*Exercise*: Your answer should repeat the listing in full, with no line missing or altered.

= = =

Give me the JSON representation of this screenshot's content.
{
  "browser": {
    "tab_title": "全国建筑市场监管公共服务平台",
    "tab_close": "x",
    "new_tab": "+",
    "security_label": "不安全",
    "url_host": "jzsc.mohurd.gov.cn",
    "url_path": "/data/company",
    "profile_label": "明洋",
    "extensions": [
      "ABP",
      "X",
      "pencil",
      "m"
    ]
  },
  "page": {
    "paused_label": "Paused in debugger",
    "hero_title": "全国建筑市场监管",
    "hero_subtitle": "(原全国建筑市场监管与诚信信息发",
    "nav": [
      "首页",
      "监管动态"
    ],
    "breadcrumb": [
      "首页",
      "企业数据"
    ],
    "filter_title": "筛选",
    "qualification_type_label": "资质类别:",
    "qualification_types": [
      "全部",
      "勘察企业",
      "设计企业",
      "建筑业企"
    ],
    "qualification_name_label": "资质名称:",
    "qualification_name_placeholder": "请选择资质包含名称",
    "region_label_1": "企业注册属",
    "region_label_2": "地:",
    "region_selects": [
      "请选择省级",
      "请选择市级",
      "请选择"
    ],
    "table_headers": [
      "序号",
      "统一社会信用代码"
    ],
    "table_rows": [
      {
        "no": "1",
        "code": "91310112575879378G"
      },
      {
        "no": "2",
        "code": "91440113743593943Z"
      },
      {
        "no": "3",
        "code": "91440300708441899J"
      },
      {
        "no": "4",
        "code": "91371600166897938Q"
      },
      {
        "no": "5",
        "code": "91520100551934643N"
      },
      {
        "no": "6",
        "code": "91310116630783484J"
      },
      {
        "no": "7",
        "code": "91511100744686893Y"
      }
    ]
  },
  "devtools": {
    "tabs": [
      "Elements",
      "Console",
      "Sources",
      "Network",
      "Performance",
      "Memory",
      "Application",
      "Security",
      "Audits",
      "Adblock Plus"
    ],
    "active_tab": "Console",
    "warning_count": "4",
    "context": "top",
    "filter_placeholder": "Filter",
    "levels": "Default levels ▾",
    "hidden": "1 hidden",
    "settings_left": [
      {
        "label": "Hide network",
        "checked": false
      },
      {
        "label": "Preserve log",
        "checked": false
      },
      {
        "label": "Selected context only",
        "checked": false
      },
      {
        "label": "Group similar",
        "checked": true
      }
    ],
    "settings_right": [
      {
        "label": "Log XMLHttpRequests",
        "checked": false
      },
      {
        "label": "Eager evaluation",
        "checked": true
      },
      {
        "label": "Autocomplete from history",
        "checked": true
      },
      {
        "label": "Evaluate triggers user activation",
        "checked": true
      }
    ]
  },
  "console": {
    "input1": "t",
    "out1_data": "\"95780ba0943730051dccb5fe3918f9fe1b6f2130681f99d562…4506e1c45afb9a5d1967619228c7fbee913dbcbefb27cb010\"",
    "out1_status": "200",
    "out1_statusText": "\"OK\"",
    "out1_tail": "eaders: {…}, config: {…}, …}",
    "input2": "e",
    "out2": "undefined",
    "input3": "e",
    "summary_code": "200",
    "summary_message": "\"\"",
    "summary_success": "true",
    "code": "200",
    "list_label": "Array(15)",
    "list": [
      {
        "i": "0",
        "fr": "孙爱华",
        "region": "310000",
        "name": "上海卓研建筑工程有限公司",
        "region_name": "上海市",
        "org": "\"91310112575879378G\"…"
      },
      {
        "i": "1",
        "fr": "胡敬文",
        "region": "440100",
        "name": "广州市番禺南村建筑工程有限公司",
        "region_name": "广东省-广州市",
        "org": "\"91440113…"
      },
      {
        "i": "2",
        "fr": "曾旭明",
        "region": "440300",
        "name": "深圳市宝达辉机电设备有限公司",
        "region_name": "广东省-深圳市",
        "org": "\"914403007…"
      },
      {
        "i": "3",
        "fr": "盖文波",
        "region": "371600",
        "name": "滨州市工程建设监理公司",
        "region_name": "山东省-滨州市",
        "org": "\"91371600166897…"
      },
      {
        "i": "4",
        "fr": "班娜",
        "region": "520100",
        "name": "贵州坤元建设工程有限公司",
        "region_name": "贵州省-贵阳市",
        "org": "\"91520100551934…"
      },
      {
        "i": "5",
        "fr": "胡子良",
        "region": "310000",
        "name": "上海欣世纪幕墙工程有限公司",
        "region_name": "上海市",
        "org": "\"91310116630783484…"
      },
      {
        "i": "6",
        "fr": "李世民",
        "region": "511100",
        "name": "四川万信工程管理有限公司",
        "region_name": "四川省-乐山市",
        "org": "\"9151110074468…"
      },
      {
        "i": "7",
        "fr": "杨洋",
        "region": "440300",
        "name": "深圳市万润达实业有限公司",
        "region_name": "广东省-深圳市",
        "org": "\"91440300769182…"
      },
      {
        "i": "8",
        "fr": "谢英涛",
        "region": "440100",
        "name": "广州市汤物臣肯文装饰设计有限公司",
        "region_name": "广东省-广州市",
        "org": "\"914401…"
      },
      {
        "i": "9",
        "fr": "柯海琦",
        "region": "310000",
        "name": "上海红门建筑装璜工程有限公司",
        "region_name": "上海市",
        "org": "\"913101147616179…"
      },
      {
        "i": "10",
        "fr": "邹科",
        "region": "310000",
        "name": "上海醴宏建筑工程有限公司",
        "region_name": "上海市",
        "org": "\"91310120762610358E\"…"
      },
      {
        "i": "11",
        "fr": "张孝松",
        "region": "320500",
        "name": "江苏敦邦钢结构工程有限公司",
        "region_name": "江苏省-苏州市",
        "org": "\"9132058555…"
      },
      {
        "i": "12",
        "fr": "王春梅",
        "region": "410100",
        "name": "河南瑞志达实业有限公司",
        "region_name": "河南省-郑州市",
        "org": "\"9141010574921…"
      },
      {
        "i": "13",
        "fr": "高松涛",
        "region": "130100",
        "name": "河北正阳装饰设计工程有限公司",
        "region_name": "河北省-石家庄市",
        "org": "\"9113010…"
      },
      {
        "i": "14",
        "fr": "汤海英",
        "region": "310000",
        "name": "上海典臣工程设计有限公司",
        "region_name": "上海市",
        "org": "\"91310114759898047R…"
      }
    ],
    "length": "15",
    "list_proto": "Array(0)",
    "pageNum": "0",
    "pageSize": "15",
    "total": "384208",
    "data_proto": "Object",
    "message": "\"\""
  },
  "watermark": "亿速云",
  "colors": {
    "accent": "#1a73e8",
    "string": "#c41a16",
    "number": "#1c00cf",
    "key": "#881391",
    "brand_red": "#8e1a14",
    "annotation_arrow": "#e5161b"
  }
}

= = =

*Solution to the exercise*:
Give me the JSON representation of this screenshot's content.
{
  "browser": {
    "tab_title": "全国建筑市场监管公共服务平台",
    "tab_close": "x",
    "new_tab": "+",
    "security_label": "不安全",
    "url_host": "jzsc.mohurd.gov.cn",
    "url_path": "/data/company",
    "profile_label": "明洋",
    "extensions": [
      "ABP",
      "X",
      "pencil",
      "m"
    ]
  },
  "page": {
    "paused_label": "Paused in debugger",
    "hero_title": "全国建筑市场监管",
    "hero_subtitle": "(原全国建筑市场监管与诚信信息发",
    "nav": [
      "首页",
      "监管动态"
    ],
    "breadcrumb": [
      "首页",
      "企业数据"
    ],
    "filter_title": "筛选",
    "qualification_type_label": "资质类别:",
    "qualification_types": [
      "全部",
      "勘察企业",
      "设计企业",
      "建筑业企"
    ],
    "qualification_name_label": "资质名称:",
    "qualification_name_placeholder": "请选择资质包含名称",
    "region_label_1": "企业注册属",
    "region_label_2": "地:",
    "region_selects": [
      "请选择省级",
      "请选择市级",
      "请选择"
    ],
    "table_headers": [
      "序号",
      "统一社会信用代码"
    ],
    "table_rows": [
      {
        "no": "1",
        "code": "91310112575879378G"
      },
      {
        "no": "2",
        "code": "91440113743593943Z"
      },
      {
        "no": "3",
        "code": "91440300708441899J"
      },
      {
        "no": "4",
        "code": "91371600166897938Q"
      },
      {
        "no": "5",
        "code": "91520100551934643N"
      },
      {
        "no": "6",
        "code": "91310116630783484J"
      },
      {
        "no": "7",
        "code": "91511100744686893Y"
      }
    ]
  },
  "devtools": {
    "tabs": [
      "Elements",
      "Console",
      "Sources",
      "Network",
      "Performance",
      "Memory",
      "Application",
      "Security",
      "Audits",
      "Adblock Plus"
    ],
    "active_tab": "Console",
    "warning_count": "4",
    "context": "top",
    "filter_placeholder": "Filter",
    "levels": "Default levels ▾",
    "hidden": "1 hidden",
    "settings_left": [
      {
        "label": "Hide network",
        "checked": false
      },
      {
        "label": "Preserve log",
        "checked": false
      },
      {
        "label": "Selected context only",
        "checked": false
      },
      {
        "label": "Group similar",
        "checked": true
      }
    ],
    "settings_right": [
      {
        "label": "Log XMLHttpRequests",
        "checked": false
      },
      {
        "label": "Eager evaluation",
        "checked": true
      },
      {
        "label": "Autocomplete from history",
        "checked": true
      },
      {
        "label": "Evaluate triggers user activation",
        "checked": true
      }
    ]
  },
  "console": {
    "input1": "t",
    "out1_data": "\"95780ba0943730051dccb5fe3918f9fe1b6f2130681f99d562…4506e1c45afb9a5d1967619228c7fbee913dbcbefb27cb010\"",
    "out1_status": "200",
    "out1_statusText": "\"OK\"",
    "out1_tail": "eaders: {…}, config: {…}, …}",
    "input2": "e",
    "out2": "undefined",
    "input3": "e",
    "summary_code": "200",
    "summary_message": "\"\"",
    "summary_success": "true",
    "code": "200",
    "list_label": "Array(15)",
    "list": [
      {
        "i": "0",
        "fr": "孙爱华",
        "region": "310000",
        "name": "上海卓研建筑工程有限公司",
        "region_name": "上海市",
        "org": "\"91310112575879378G\"…"
      },
      {
        "i": "1",
        "fr": "胡敬文",
        "region": "440100",
        "name": "广州市番禺南村建筑工程有限公司",
        "region_name": "广东省-广州市",
        "org": "\"91440113…"
      },
      {
        "i": "2",
        "fr": "曾旭明",
        "region": "440300",
        "name": "深圳市宝达辉机电设备有限公司",
        "region_name": "广东省-深圳市",
        "org": "\"914403007…"
      },
      {
        "i": "3",
        "fr": "盖文波",
        "region": "371600",
        "name": "滨州市工程建设监理公司",
        "region_name": "山东省-滨州市",
        "org": "\"91371600166897…"
      },
      {
        "i": "4",
        "fr": "班娜",
        "region": "520100",
        "name": "贵州坤元建设工程有限公司",
        "region_name": "贵州省-贵阳市",
        "org": "\"91520100551934…"
      },
      {
        "i": "5",
        "fr": "胡子良",
        "region": "310000",
        "name": "上海欣世纪幕墙工程有限公司",
        "region_name": "上海市",
        "org": "\"91310116630783484…"
      },
      {
        "i": "6",
        "fr": "李世民",
        "region": "511100",
        "name": "四川万信工程管理有限公司",
        "region_name": "四川省-乐山市",
        "org": "\"9151110074468…"
      },
      {
        "i": "7",
        "fr": "杨洋",
        "region": "440300",
        "name": "深圳市万润达实业有限公司",
        "region_name": "广东省-深圳市",
        "org": "\"91440300769182…"
      },
      {
        "i": "8",
        "fr": "谢英涛",
        "region": "440100",
        "name": "广州市汤物臣肯文装饰设计有限公司",
        "region_name": "广东省-广州市",
        "org": "\"914401…"
      },
      {
        "i": "9",
        "fr": "柯海琦",
        "region": "310000",
        "name": "上海红门建筑装璜工程有限公司",
        "region_name": "上海市",
        "org": "\"913101147616179…"
      },
      {
        "i": "10",
        "fr": "邹科",
        "region": "310000",
        "name": "上海醴宏建筑工程有限公司",
        "region_name": "上海市",
        "org": "\"91310120762610358E\"…"
      },
      {
        "i": "11",
        "fr": "张孝松",
        "region": "320500",
        "name": "江苏敦邦钢结构工程有限公司",
        "region_name": "江苏省-苏州市",
        "org": "\"9132058555…"
      },
      {
        "i": "12",
        "fr": "王春梅",
        "region": "410100",
        "name": "河南瑞志达实业有限公司",
        "region_name": "河南省-郑州市",
        "org": "\"9141010574921…"
      },
      {
        "i": "13",
        "fr": "高松涛",
        "region": "130100",
        "name": "河北正阳装饰设计工程有限公司",
        "region_name": "河北省-石家庄市",
        "org": "\"9113010…"
      },
      {
        "i": "14",
        "fr": "汤海英",
        "region": "310000",
        "name": "上海典臣工程设计有限公司",
        "region_name": "上海市",
        "org": "\"91310114759898047R…"
      }
    ],
    "length": "15",
    "list_proto": "Array(0)",
    "pageNum": "0",
    "pageSize": "15",
    "total": "384208",
    "data_proto": "Object",
    "message": "\"\""
  },
  "watermark": "亿速云",
  "colors": {
    "accent": "#1a73e8",
    "string": "#c41a16",
    "number": "#1c00cf",
    "key": "#881391",
    "brand_red": "#8e1a14",
    "annotation_arrow": "#e5161b"
  }
}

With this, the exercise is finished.